“Oooh, yes,” said Peter. “That would be really exciting. Chair, do you hear us? Grow your wings and you can take us anywhere you like. But do, do hurry up!”
MOLLIE and Peter spent a very jolly evening with Chinky, down in the playroom. They played snap and happy families and ludo, and all the time they watched the wishing-chair to see if it would grow its wings. They did
long to fly off on an adventure again.
But the chair stood there quietly, and when it was half-past eight the children were so sleepy that they felt they really must go to bed.
“We'd better go and have a bath up at the house,” said Peter. “I feel dirty, travelling all the way home by train. We'll dress properly again, just in case the wishing-chair grows its wings and flies off with us. We'll say good-night to Mrs. Willy, too, so that she doesn't feel she's got to come down to see if we're all right.”
Just as they went out of the door they saw somebody disappearing round the corner. “Who was that peeping?” said Mollie at once. “Quick, run and see, Peter.”
Peter raced round the corner of the playroom and saw a little brownie dive into a bush. He yelled at him.
“Hey, what do you think you are doing, peeping about here? You wait till I catch you!”
A cheeky face looked out of the bush. “I just want to see your chair grow wings, that's all. It's a wishing-chair, isn't it? Can't I watch it grow wings?”
“No, you can't,” said Peter. “No peeping and prying in our garden, please! Keep out!”
The brownie made a rude face and pulled his head back into the leaves. Chinky ran out of the playroom to see what the shouting was about.
“It's that brownie you told us about, the one who sat in the wishing-chair,” said Peter. “Keep an eye open for him, Chinky. We don't want him telling everyone our secret.”
“I'll watch,” said Chinky. He yelled at the bush where the brownie had gone.
“Hey, you little snooper! If I see you again I'll tie you to a witch's broomstick and send you off to the moon!”
There was no answer. The children went off to the house to have their bath and Chinky went back to the playroom.

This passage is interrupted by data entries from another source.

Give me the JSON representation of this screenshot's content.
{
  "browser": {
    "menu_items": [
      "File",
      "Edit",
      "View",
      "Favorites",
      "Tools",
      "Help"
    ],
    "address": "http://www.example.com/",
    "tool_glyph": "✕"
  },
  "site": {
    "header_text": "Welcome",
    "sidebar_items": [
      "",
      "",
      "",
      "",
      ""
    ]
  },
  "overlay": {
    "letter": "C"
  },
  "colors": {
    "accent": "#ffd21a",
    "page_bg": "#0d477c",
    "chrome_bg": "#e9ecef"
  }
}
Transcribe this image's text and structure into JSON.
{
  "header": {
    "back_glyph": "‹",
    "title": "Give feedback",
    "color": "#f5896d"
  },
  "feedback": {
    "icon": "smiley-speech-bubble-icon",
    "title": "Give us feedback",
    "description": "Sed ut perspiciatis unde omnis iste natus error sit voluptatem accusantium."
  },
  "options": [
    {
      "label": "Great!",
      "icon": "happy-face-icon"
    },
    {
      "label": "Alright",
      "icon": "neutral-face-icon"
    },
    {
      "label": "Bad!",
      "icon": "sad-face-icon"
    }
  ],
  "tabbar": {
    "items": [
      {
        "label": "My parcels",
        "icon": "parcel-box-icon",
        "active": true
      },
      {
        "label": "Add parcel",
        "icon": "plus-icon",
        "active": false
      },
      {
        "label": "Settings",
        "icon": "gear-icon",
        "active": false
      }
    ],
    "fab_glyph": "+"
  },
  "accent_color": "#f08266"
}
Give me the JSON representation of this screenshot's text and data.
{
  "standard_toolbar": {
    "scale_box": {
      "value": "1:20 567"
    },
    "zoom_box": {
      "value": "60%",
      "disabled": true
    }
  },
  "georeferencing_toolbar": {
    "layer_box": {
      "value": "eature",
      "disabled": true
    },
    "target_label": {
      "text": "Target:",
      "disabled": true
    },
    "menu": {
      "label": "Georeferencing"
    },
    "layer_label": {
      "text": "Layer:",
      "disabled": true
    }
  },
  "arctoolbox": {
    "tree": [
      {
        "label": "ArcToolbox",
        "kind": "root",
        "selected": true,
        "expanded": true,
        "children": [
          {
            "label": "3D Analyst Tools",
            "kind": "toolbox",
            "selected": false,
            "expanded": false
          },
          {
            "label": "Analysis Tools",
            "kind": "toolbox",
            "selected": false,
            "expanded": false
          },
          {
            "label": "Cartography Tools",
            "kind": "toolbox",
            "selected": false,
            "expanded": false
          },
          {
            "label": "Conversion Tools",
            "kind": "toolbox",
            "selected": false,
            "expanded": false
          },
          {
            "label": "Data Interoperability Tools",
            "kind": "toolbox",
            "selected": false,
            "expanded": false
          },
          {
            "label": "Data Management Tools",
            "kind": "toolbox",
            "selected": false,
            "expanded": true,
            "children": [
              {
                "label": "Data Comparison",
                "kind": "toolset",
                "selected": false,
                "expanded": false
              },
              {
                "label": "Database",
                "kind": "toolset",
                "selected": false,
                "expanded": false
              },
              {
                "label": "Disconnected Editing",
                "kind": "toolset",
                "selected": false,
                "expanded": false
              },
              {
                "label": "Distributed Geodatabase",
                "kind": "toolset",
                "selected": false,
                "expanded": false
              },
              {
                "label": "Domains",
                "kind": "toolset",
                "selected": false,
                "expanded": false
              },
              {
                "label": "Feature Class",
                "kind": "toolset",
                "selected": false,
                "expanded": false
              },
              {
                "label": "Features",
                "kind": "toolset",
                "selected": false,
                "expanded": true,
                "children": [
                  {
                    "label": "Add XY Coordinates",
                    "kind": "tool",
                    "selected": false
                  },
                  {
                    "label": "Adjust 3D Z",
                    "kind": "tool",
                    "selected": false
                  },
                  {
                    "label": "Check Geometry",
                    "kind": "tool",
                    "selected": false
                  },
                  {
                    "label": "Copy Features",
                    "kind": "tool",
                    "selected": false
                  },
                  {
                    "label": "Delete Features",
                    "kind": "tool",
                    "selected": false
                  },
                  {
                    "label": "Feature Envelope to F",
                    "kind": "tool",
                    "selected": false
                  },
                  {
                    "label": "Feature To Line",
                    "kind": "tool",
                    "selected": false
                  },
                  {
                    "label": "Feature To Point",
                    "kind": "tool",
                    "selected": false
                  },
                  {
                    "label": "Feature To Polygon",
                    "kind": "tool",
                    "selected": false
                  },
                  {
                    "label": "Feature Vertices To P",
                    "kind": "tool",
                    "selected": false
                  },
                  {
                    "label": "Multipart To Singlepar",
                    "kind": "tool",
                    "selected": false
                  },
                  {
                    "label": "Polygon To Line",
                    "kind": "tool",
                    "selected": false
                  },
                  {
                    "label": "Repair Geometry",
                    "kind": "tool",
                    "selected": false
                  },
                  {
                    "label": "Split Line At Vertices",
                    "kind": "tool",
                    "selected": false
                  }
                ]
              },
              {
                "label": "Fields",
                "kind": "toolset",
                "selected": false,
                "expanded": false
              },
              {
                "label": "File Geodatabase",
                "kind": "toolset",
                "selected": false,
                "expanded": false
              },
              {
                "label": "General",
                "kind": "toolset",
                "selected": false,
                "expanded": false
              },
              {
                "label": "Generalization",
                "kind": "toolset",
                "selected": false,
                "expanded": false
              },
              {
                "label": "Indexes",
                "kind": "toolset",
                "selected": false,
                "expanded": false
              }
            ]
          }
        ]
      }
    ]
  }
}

Mrs. Willy gave Peter and Mollie a jam sponge sandwich she had made, and another bottle of milk. “Could you give us some eggs, too?” asked Peter. “Then we could boil them ourselves for breakfast on our own little stove. We wouldn't need to come in for breakfast then.”